> GIVEN INFORMATION:
BEGIN
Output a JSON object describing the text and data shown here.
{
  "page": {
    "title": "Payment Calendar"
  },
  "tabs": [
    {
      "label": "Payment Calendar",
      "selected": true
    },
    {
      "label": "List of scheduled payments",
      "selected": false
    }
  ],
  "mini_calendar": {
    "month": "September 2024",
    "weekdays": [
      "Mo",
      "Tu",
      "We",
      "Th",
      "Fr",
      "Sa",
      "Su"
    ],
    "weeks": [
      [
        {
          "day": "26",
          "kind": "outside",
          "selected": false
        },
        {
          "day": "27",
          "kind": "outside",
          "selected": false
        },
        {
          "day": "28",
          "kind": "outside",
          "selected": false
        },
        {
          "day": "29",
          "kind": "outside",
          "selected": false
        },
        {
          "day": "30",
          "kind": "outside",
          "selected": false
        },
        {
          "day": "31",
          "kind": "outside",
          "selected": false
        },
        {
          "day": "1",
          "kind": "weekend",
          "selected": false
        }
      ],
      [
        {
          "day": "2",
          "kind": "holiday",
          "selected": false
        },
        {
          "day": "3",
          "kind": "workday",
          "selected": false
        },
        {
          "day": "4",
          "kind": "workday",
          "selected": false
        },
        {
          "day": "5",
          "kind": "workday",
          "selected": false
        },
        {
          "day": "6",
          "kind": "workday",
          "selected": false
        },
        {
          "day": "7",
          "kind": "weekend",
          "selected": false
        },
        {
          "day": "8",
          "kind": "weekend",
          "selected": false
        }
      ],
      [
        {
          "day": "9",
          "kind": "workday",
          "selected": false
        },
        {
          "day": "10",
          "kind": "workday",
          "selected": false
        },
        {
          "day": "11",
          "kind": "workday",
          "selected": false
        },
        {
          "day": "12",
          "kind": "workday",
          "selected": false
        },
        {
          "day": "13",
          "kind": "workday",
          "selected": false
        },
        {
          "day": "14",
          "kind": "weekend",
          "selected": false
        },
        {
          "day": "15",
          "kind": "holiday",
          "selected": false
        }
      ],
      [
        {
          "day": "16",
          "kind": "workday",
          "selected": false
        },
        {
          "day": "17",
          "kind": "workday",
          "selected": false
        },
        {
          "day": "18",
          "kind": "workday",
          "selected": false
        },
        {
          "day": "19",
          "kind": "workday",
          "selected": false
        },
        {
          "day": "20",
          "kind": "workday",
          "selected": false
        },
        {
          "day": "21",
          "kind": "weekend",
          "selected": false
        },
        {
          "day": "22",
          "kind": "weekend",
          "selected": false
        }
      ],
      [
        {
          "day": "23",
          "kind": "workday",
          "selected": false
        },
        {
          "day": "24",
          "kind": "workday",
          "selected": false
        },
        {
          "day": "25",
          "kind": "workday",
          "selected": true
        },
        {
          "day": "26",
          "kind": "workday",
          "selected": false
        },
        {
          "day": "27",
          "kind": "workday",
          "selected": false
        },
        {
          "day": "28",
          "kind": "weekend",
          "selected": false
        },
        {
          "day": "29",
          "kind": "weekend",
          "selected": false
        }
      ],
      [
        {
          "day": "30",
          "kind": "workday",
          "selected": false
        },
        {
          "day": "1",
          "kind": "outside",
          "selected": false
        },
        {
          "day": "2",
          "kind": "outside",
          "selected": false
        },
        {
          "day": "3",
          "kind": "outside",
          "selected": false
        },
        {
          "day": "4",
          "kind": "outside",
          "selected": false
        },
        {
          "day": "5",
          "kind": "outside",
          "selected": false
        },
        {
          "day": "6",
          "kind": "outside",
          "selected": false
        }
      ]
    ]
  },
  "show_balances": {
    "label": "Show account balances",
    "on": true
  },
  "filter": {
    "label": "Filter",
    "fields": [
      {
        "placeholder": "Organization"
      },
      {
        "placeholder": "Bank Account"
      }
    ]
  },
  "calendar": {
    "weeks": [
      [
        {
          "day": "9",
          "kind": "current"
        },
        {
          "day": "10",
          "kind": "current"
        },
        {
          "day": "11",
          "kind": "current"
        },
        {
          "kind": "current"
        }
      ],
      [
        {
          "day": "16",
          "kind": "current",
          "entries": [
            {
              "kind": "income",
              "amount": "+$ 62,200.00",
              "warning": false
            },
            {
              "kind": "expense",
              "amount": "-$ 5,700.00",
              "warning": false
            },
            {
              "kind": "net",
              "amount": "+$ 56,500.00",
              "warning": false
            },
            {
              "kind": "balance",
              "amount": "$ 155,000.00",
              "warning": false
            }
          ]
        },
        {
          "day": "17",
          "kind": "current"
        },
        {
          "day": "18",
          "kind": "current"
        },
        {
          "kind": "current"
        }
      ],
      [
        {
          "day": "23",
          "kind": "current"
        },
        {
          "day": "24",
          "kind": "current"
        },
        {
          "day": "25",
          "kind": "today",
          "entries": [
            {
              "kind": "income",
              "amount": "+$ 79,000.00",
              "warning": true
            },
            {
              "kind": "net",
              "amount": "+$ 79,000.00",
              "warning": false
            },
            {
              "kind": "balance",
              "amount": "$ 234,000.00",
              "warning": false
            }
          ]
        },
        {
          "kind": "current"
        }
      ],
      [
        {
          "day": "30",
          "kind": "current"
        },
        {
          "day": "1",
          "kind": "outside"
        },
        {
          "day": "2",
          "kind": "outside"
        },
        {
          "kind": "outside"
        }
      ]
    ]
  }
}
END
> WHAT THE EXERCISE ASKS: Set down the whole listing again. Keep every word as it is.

> TASK RESPONSE:
Output a JSON object describing the text and data shown here.
{
  "page": {
    "title": "Payment Calendar"
  },
  "tabs": [
    {
      "label": "Payment Calendar",
      "selected": true
    },
    {
      "label": "List of scheduled payments",
      "selected": false
    }
  ],
  "mini_calendar": {
    "month": "September 2024",
    "weekdays": [
      "Mo",
      "Tu",
      "We",
      "Th",
      "Fr",
      "Sa",
      "Su"
    ],
    "weeks": [
      [
        {
          "day": "26",
          "kind": "outside",
          "selected": false
        },
        {
          "day": "27",
          "kind": "outside",
          "selected": false
        },
        {
          "day": "28",
          "kind": "outside",
          "selected": false
        },
        {
          "day": "29",
          "kind": "outside",
          "selected": false
        },
        {
          "day": "30",
          "kind": "outside",
          "selected": false
        },
        {
          "day": "31",
          "kind": "outside",
          "selected": false
        },
        {
          "day": "1",
          "kind": "weekend",
          "selected": false
        }
      ],
      [
        {
          "day": "2",
          "kind": "holiday",
          "selected": false
        },
        {
          "day": "3",
          "kind": "workday",
          "selected": false
        },
        {
          "day": "4",
          "kind": "workday",
          "selected": false
        },
        {
          "day": "5",
          "kind": "workday",
          "selected": false
        },
        {
          "day": "6",
          "kind": "workday",
          "selected": false
        },
        {
          "day": "7",
          "kind": "weekend",
          "selected": false
        },
        {
          "day": "8",
          "kind": "weekend",
          "selected": false
        }
      ],
      [
        {
          "day": "9",
          "kind": "workday",
          "selected": false
        },
        {
          "day": "10",
          "kind": "workday",
          "selected": false
        },
        {
          "day": "11",
          "kind": "workday",
          "selected": false
        },
        {
          "day": "12",
          "kind": "workday",
          "selected": false
        },
        {
          "day": "13",
          "kind": "workday",
          "selected": false
        },
        {
          "day": "14",
          "kind": "weekend",
          "selected": false
        },
        {
          "day": "15",
          "kind": "holiday",
          "selected": false
        }
      ],
      [
        {
          "day": "16",
          "kind": "workday",
          "selected": false
        },
        {
          "day": "17",
          "kind": "workday",
          "selected": false
        },
        {
          "day": "18",
          "kind": "workday",
          "selected": false
        },
        {
          "day": "19",
          "kind": "workday",
          "selected": false
        },
        {
          "day": "20",
          "kind": "workday",
          "selected": false
        },
        {
          "day": "21",
          "kind": "weekend",
          "selected": false
        },
        {
          "day": "22",
          "kind": "weekend",
          "selected": false
        }
      ],
      [
        {
          "day": "23",
          "kind": "workday",
          "selected": false
        },
        {
          "day": "24",
          "kind": "workday",
          "selected": false
        },
        {
          "day": "25",
          "kind": "workday",
          "selected": true
        },
        {
          "day": "26",
          "kind": "workday",
          "selected": false
        },
        {
          "day": "27",
          "kind": "workday",
          "selected": false
        },
        {
          "day": "28",
          "kind": "weekend",
          "selected": false
        },
        {
          "day": "29",
          "kind": "weekend",
          "selected": false
        }
      ],
      [
        {
          "day": "30",
          "kind": "workday",
          "selected": false
        },
        {
          "day": "1",
          "kind": "outside",
          "selected": false
        },
        {
          "day": "2",
          "kind": "outside",
          "selected": false
        },
        {
          "day": "3",
          "kind": "outside",
          "selected": false
        },
        {
          "day": "4",
          "kind": "outside",
          "selected": false
        },
        {
          "day": "5",
          "kind": "outside",
          "selected": false
        },
        {
          "day": "6",
          "kind": "outside",
          "selected": false
        }
      ]
    ]
  },
  "show_balances": {
    "label": "Show account balances",
    "on": true
  },
  "filter": {
    "label": "Filter",
    "fields": [
      {
        "placeholder": "Organization"
      },
      {
        "placeholder": "Bank Account"
      }
    ]
  },
  "calendar": {
    "weeks": [
      [
        {
          "day": "9",
          "kind": "current"
        },
        {
          "day": "10",
          "kind": "current"
        },
        {
          "day": "11",
          "kind": "current"
        },
        {
          "kind": "current"
        }
      ],
      [
        {
          "day": "16",
          "kind": "current",
          "entries": [
            {
              "kind": "income",
              "amount": "+$ 62,200.00",
              "warning": false
            },
            {
              "kind": "expense",
              "amount": "-$ 5,700.00",
              "warning": false
            },
            {
              "kind": "net",
              "amount": "+$ 56,500.00",
              "warning": false
            },
            {
              "kind": "balance",
              "amount": "$ 155,000.00",
              "warning": false
            }
          ]
        },
        {
          "day": "17",
          "kind": "current"
        },
        {
          "day": "18",
          "kind": "current"
        },
        {
          "kind": "current"
        }
      ],
      [
        {
          "day": "23",
          "kind": "current"
        },
        {
          "day": "24",
          "kind": "current"
        },
        {
          "day": "25",
          "kind": "today",
          "entries": [
            {
              "kind": "income",
              "amount": "+$ 79,000.00",
              "warning": true
            },
            {
              "kind": "net",
              "amount": "+$ 79,000.00",
              "warning": false
            },
            {
              "kind": "balance",
              "amount": "$ 234,000.00",
              "warning": false
            }
          ]
        },
        {
          "kind": "current"
        }
      ],
      [
        {
          "day": "30",
          "kind": "current"
        },
        {
          "day": "1",
          "kind": "outside"
        },
        {
          "day": "2",
          "kind": "outside"
        },
        {
          "kind": "outside"
        }
      ]
    ]
  }
}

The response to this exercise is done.